Thirty years after the historic commitment of adopting the Convention of Rights of Children by the General Assembly of the United Nations on 20th November 1989, let us explore Aide et Action South Asia’s work that has helped transform children’s lives across the region, especially India.

 

Defending Child Rights through Education

The exploitation of children, who are poor and illiterate, is easy as their rights remain unnoticed and out of reach. The exploitation increases exponentially if the children belong to other disadvantaged groups, which include girls, migrant children, tribals, minorities, dalits, children with disabilities, and so on. It is beyond doubt that without a school, it is difficult to raise awareness among children and the communities. To address this problem, Aide et Action has promoted access and quality of education for all children in schools in line with the Right of Free & Compulsory Education act 2009 in India, particularly by improving enrolment & retention through the strengthening of school governance committees. “We understand that community-led monitoring is essential for the better functioning of the schools. Keeping that in mind, we focus on the formation & strengthening of School Management Committees in all the schools. There are several instances where the teachers started coming to school on time after the SMCs members were capacitated on their roles and responsibilities,” says Saravana Kumar, Project Manager, Bandipur School Development project. Child clubs and parliaments were introduced to encourage children’s participation in issues of importance in a democratic manner. The children now have better access to nutritional and medical entitlements, which help the children to focus to fulfill their educational needs. “In the ENLIGHT project, we reach out to girl children from difficult circumstances in 9 cities of India. Specifically, we provide medical and special nutritional support to girl children with disabilities and girl children infected/affected with HIV. We ensure to provide psycho-social counseling, medical & nutritional support, thereby, preparing them to access education which is their right,” says Sajeev Balan, Director – Program Development & Support, Aide et Action South Asia. 

 

Guarantying rights to the unreached

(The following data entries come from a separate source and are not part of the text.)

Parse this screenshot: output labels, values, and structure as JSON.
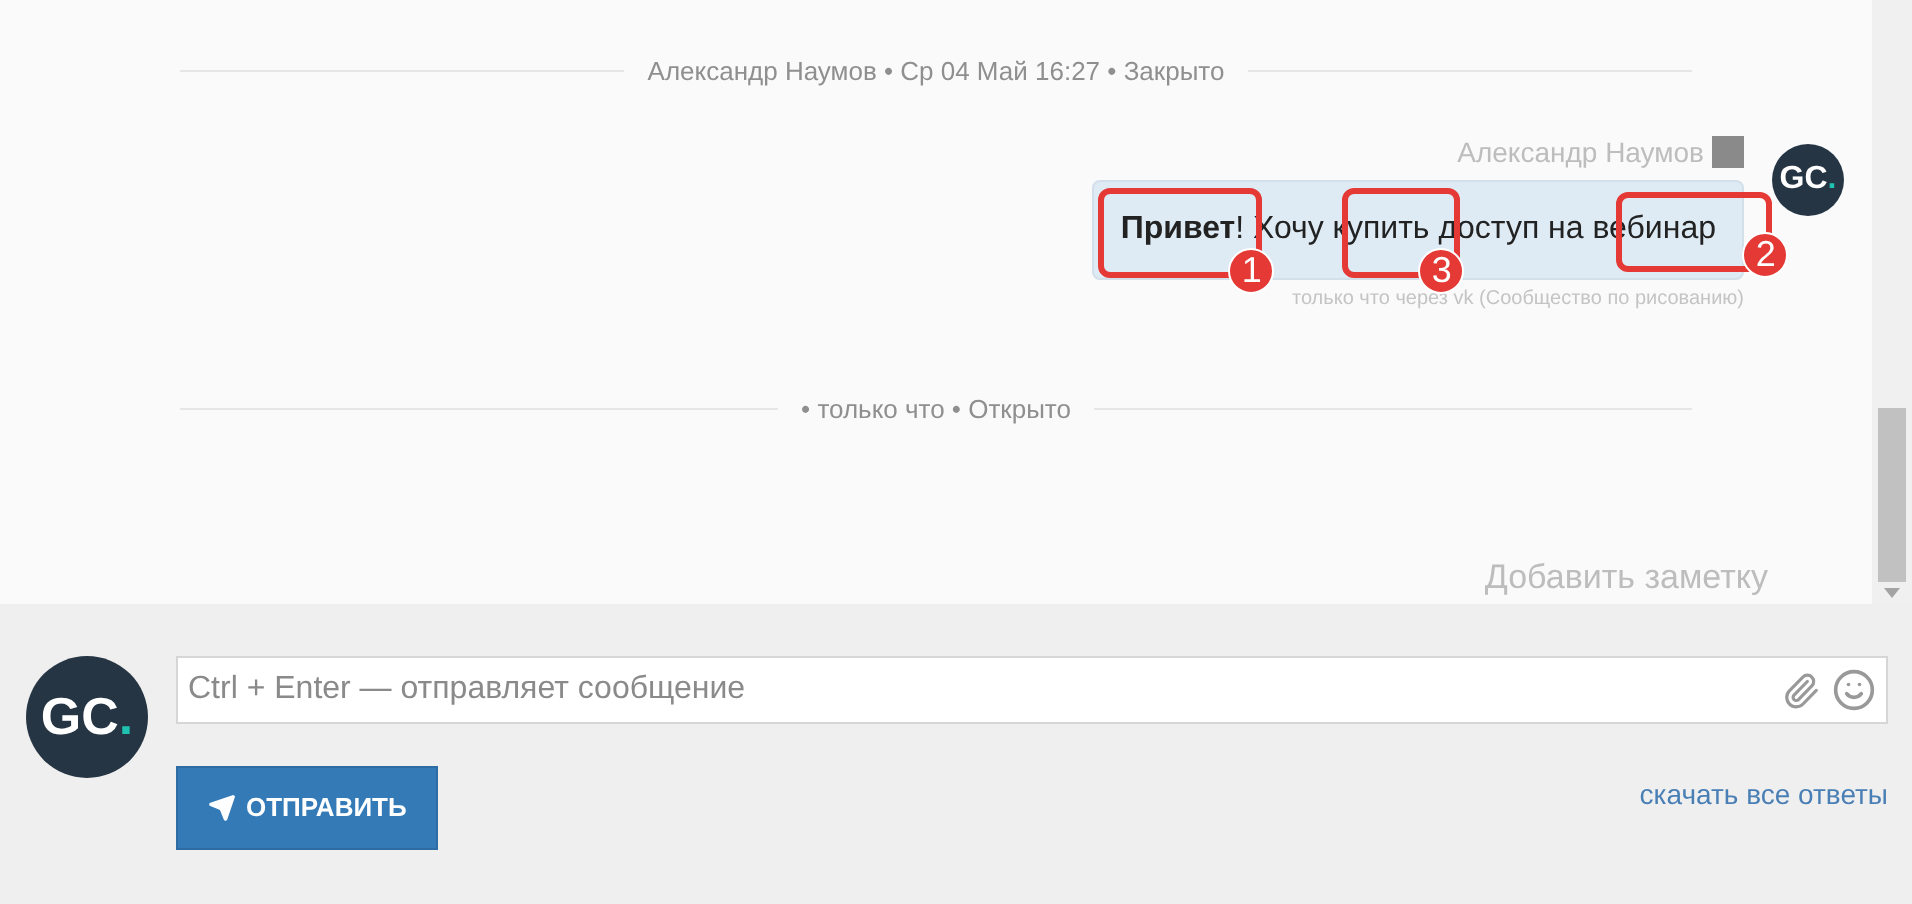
{
  "conversation": {
    "separators": [
      {
        "text": "Александр Наумов • Ср 04 Май 16:27 • Закрыто"
      }
    ],
    "message": {
      "author": "Александр Наумов",
      "text": "**Привет**! Хочу купить доступ на вебинар",
      "meta": "только что через vk (Сообщество по рисованию)",
      "avatar_text": "GC",
      "avatar_dot": "."
    },
    "annotations": [
      {
        "label": "1"
      },
      {
        "label": "3"
      },
      {
        "label": "2"
      }
    ],
    "status_separator": "• только что • Открыто",
    "add_note": "Добавить заметку"
  },
  "composer": {
    "avatar_text": "GC",
    "avatar_dot": ".",
    "placeholder": "Ctrl + Enter — отправляет сообщение",
    "send_button": "ОТПРАВИТЬ",
    "download_link": "скачать все ответы"
  }
}
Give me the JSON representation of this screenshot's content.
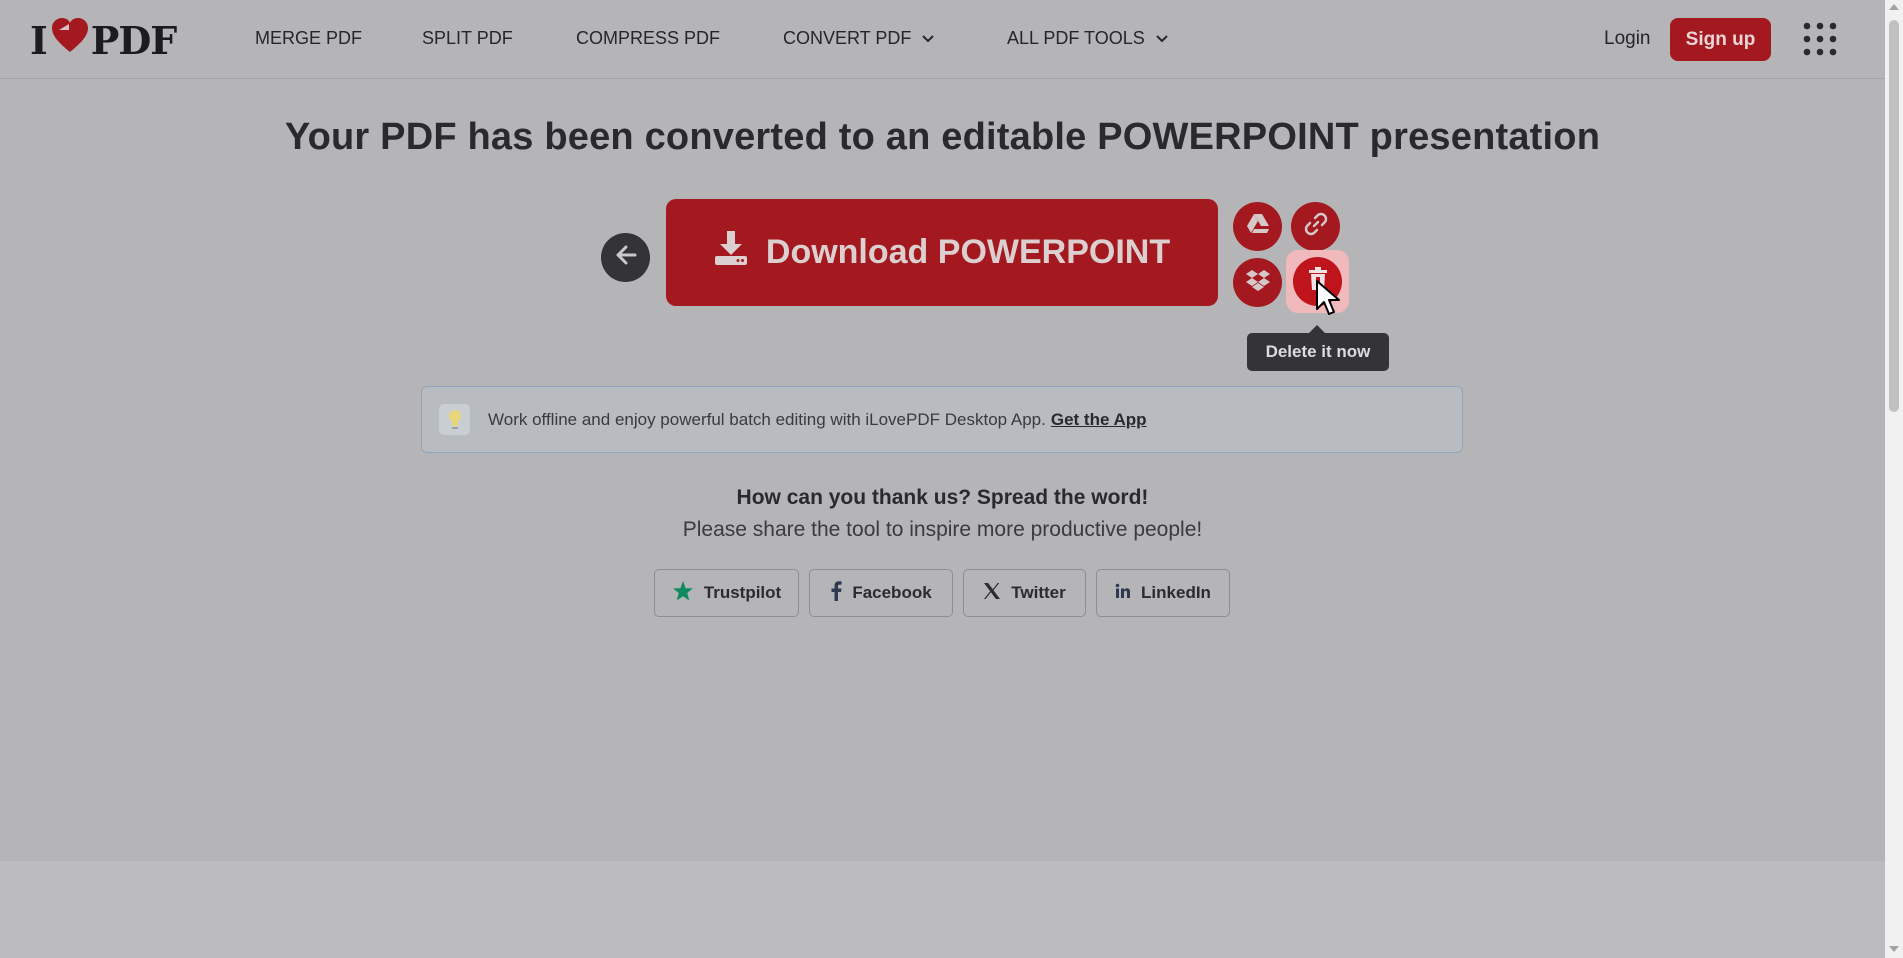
{
  "header": {
    "logo": {
      "prefix": "I",
      "suffix": "PDF"
    },
    "nav": [
      {
        "label": "MERGE PDF"
      },
      {
        "label": "SPLIT PDF"
      },
      {
        "label": "COMPRESS PDF"
      },
      {
        "label": "CONVERT PDF"
      },
      {
        "label": "ALL PDF TOOLS"
      }
    ],
    "login_label": "Login",
    "signup_label": "Sign up"
  },
  "main": {
    "title": "Your PDF has been converted to an editable POWERPOINT presentation",
    "download_label": "Download POWERPOINT",
    "tooltip": "Delete it now",
    "promo": {
      "text": "Work offline and enjoy powerful batch editing with iLovePDF Desktop App.",
      "link": "Get the App"
    },
    "share": {
      "heading": "How can you thank us? Spread the word!",
      "subheading": "Please share the tool to inspire more productive people!",
      "buttons": [
        {
          "label": "Trustpilot",
          "icon": "star-icon"
        },
        {
          "label": "Facebook",
          "icon": "facebook-icon"
        },
        {
          "label": "Twitter",
          "icon": "x-icon"
        },
        {
          "label": "LinkedIn",
          "icon": "linkedin-icon"
        }
      ]
    }
  },
  "colors": {
    "brand_red": "#a4191f",
    "overlay_gray": "#b5b5b7",
    "dark": "#333338"
  }
}
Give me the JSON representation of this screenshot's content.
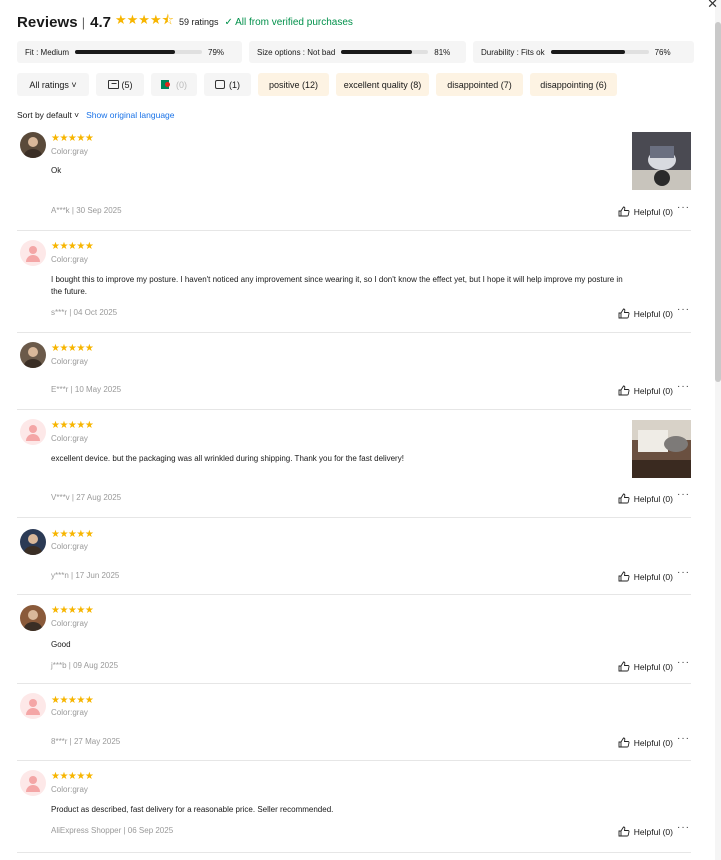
{
  "header": {
    "title": "Reviews",
    "separator": "|",
    "score": "4.7",
    "stars": "★★★★⯪",
    "ratings_count": "59 ratings",
    "verified": "✓ All from verified purchases"
  },
  "fit": [
    {
      "label": "Fit : Medium",
      "percent": 79,
      "percent_label": "79%"
    },
    {
      "label": "Size options : Not bad",
      "percent": 81,
      "percent_label": "81%"
    },
    {
      "label": "Durability : Fits ok",
      "percent": 76,
      "percent_label": "76%"
    }
  ],
  "filters": {
    "all_ratings": "All ratings ˅",
    "images": "(5)",
    "local": "(0)",
    "comments": "(1)",
    "keywords": [
      "positive (12)",
      "excellent quality (8)",
      "disappointed (7)",
      "disappointing (6)"
    ]
  },
  "sort": {
    "label": "Sort by default ˅",
    "original_language": "Show original language"
  },
  "review_common": {
    "stars": "★★★★★",
    "sku": "Color:gray",
    "helpful": "Helpful (0)",
    "more": "···"
  },
  "reviews": [
    {
      "text": "Ok",
      "meta": "A***k | 30 Sep 2025",
      "avatar": "photo",
      "has_photo": true
    },
    {
      "text": "I bought this to improve my posture. I haven't noticed any improvement since wearing it, so I don't know the effect yet, but I hope it will help improve my posture in the future.",
      "meta": "s***r | 04 Oct 2025",
      "avatar": "default",
      "has_photo": false
    },
    {
      "text": "",
      "meta": "E***r | 10 May 2025",
      "avatar": "photo",
      "has_photo": false
    },
    {
      "text": "excellent device. but the packaging was all wrinkled during shipping. Thank you for the fast delivery!",
      "meta": "V***v | 27 Aug 2025",
      "avatar": "default",
      "has_photo": true
    },
    {
      "text": "",
      "meta": "y***n | 17 Jun 2025",
      "avatar": "photo",
      "has_photo": false
    },
    {
      "text": "Good",
      "meta": "j***b | 09 Aug 2025",
      "avatar": "photo",
      "has_photo": false
    },
    {
      "text": "",
      "meta": "8***r | 27 May 2025",
      "avatar": "default",
      "has_photo": false
    },
    {
      "text": "Product as described, fast delivery for a reasonable price. Seller recommended.",
      "meta": "AliExpress Shopper | 06 Sep 2025",
      "avatar": "default",
      "has_photo": false
    }
  ]
}
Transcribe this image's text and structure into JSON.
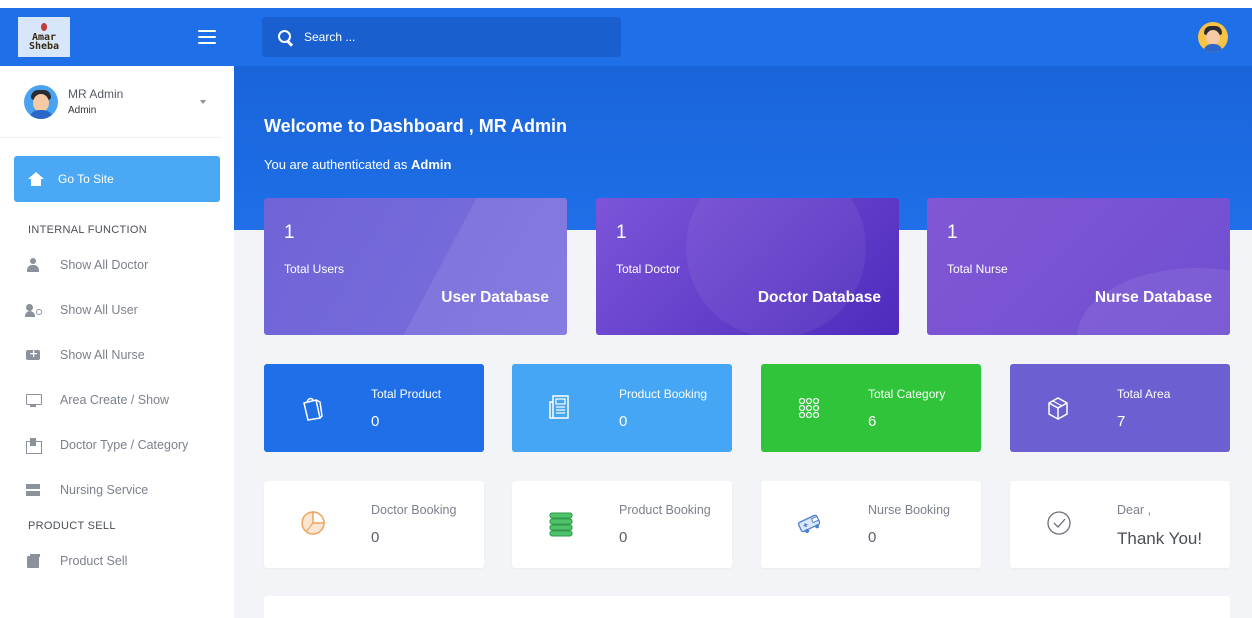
{
  "sidebar": {
    "logo_line1": "Amar",
    "logo_line2": "Sheba",
    "user_name": "MR Admin",
    "user_role": "Admin",
    "goto_label": "Go To Site",
    "section_internal": "INTERNAL FUNCTION",
    "items": [
      {
        "label": "Show All Doctor",
        "icon": "doctor-icon"
      },
      {
        "label": "Show All User",
        "icon": "users-icon"
      },
      {
        "label": "Show All Nurse",
        "icon": "ambulance-icon"
      },
      {
        "label": "Area Create / Show",
        "icon": "monitor-icon"
      },
      {
        "label": "Doctor Type / Category",
        "icon": "briefcase-icon"
      },
      {
        "label": "Nursing Service",
        "icon": "server-icon"
      }
    ],
    "section_product": "PRODUCT SELL",
    "product_items": [
      {
        "label": "Product Sell",
        "icon": "product-icon"
      }
    ]
  },
  "topbar": {
    "search_placeholder": "Search ..."
  },
  "hero": {
    "title": "Welcome to Dashboard , MR Admin",
    "subtitle_prefix": "You are authenticated as",
    "subtitle_role": "Admin"
  },
  "db_cards": [
    {
      "count": "1",
      "label": "Total Users",
      "link": "User Database"
    },
    {
      "count": "1",
      "label": "Total Doctor",
      "link": "Doctor Database"
    },
    {
      "count": "1",
      "label": "Total Nurse",
      "link": "Nurse Database"
    }
  ],
  "stat_cards": [
    {
      "label": "Total Product",
      "value": "0",
      "color": "#1e6fe8"
    },
    {
      "label": "Product Booking",
      "value": "0",
      "color": "#45a6f5"
    },
    {
      "label": "Total Category",
      "value": "6",
      "color": "#2fc43a"
    },
    {
      "label": "Total Area",
      "value": "7",
      "color": "#6b5fd2"
    }
  ],
  "white_cards": [
    {
      "label": "Doctor Booking",
      "value": "0"
    },
    {
      "label": "Product Booking",
      "value": "0"
    },
    {
      "label": "Nurse Booking",
      "value": "0"
    },
    {
      "label": "Dear ,",
      "value": "Thank You!"
    }
  ],
  "colors": {
    "primary": "#1e6fe8",
    "accent_blue": "#4aa8f4",
    "green": "#2fc43a",
    "purple": "#6b5fd2"
  }
}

Migrant children are often deprived of ‘care’ and ‘early stimulation’, face neglect and inadequate care. In the absence of crèches and early childcare services, the transition to formal schooling remains incomplete. Migration also delays school entry, denies or interrupts schooling, triggers dropout, and turns children vulnerable to child labor and exploitation. Our intervention supports migrant children of parents working in brick kilns and construction sites across Odisha, Madhya Pradesh, Tamil Nadu, Telangana and Bihar states of India. Through the Child Care & Learning Centres set up with the support of the employers, young migrants avail a safe environment, care & support, and education in the worksites. Support from local integrated child development services, schools, and public health centres has enabled access to nutritional, health and educational entitlements. “Our interventions have helped the parents and employers understand the need to educate the children in worksites. With the setting up of CCLCs, we could ensure that all the worksites where we are operating have become child labor free zones. Parents have even started sending their children to nearby formal schools,” informs Umi Daniel, Director – Migration & Education, Aide et Action South Asia.

Photograph Courtesy: Naïade Plante 

 

Protecting children’s rights after disasters

Children are incredibly vulnerable when it comes to disasters. They are at high risk of abuse, violence, neglect, and exploitation.  In such a situation, Aide et Action has been providing safe & child-friendly spaces where the children receive psychosocial counseling and are encouraged to learn and play with their peers. This helps them to recover from the trauma and builds a resilient attitude. For instance, children affected by Fani cyclone in Odisha were given access to child-friendly spaces where trained volunteers engage them in various creative activities necessary for them to heal post-disaster trauma. The children restart their schooling once the damaged schools are reconstructed and functional. 

 

Aide et Action will continue to advocate and promote ‘education’ as a tool to enable children and communities aware of their rights which will ultimately break the cycle of poverty and pave way for a sustainable and equitable future.